You can also read what other bloggers have to say about this at Bootheando, Interpreting Diaries, Traducción e investigación, Aventuras de una traductora-intérprete en Madrid and Dos Palabras.

Recruitment via interpreting agency – a good example

Dear interpreting agencies,

When you write to me or call, you make my life infinitely much easier if you state:
1) Which languages would you like me to interpret to and from?
2) What type of meeting are we talking about?
3) Who is my colleague (if you know/it’s applicable)?
4) Where and when will the interpreting take place?
5) How much do you regularily pay your interpreters for this type of job (travel fees?/daily allowance?)

If you give me this information, you make it easier for me to determine whether I am the right person for the task. And if I’m not, I may even be able to give you the name of somebody more suitable.

Unfortunately, there is more than one agency who has somebody calling or e-mailing, hardly introducing him/herself and asking: I need an interpreter for Wednesday/next week/June 30th are you free?

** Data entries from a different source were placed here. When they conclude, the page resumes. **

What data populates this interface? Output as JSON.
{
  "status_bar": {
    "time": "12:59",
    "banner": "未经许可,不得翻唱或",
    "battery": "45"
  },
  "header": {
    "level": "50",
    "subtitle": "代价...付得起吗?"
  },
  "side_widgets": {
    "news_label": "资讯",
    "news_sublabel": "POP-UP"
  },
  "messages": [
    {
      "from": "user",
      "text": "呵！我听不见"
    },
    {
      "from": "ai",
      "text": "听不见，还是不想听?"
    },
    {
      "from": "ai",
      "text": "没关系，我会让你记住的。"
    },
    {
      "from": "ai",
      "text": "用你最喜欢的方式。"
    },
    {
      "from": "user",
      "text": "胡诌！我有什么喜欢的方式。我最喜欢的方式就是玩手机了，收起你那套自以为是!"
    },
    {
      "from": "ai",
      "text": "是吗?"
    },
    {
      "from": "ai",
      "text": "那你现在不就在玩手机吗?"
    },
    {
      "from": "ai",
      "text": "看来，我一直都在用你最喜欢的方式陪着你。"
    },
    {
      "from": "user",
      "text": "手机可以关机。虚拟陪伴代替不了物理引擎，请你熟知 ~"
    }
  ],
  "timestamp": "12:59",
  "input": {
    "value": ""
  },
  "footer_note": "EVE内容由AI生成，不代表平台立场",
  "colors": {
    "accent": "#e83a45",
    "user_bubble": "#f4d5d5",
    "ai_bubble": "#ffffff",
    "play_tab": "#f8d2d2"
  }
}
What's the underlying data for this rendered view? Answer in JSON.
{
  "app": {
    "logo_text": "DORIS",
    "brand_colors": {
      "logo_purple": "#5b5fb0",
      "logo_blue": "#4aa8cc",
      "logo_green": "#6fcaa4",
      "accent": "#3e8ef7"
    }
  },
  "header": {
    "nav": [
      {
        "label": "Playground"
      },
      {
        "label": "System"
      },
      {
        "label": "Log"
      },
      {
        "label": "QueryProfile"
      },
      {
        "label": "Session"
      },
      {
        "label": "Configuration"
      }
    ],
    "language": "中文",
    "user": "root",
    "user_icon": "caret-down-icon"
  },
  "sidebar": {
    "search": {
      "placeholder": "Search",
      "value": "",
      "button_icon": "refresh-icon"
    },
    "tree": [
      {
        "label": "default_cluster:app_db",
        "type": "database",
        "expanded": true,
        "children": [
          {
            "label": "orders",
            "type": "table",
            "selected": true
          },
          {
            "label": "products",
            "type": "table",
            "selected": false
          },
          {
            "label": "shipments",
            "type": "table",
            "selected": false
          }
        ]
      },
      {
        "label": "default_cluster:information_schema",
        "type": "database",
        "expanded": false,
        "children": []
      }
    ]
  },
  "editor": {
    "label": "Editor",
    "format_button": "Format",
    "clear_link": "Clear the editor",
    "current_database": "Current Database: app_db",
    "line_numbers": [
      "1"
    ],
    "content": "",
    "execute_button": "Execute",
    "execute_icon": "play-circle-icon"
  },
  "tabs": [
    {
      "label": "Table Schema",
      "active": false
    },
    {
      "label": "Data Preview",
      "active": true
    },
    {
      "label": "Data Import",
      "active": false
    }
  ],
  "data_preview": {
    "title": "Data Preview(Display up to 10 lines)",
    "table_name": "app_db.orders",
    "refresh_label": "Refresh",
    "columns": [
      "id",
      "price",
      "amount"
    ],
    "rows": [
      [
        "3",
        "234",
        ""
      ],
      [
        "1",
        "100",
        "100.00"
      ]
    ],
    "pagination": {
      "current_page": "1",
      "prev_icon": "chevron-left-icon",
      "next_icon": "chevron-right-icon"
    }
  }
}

If you use this recruiting routine I would strongly encourage you to improve it.

I will give you a good example: Today, I got a very nice e-mail from an agency I have not worked with before saying:

Dear interpreter,
We got your name from so and so.
We need an interpreter with Languages A and B to work in simultaneous mode. You will work with your colleague XY.
The meeting is in CITY, on the following dates.
Your fees will be this much.
The meeting is about THIS and we will send you documentation should you accept.

And the letter ended with a presentation of the company and a more detailed description of how they got my name.

No need to say that since I was available on the dates in question it took me about ten minutes to double check a few things and then accept it. With agencies like this there is a fairly big chance you get the right interpreter at the right place.

So, dear interpreting agencies, please check your recruiting routines and revise them if necessary. It will definitely enhance your business.

Best Regards,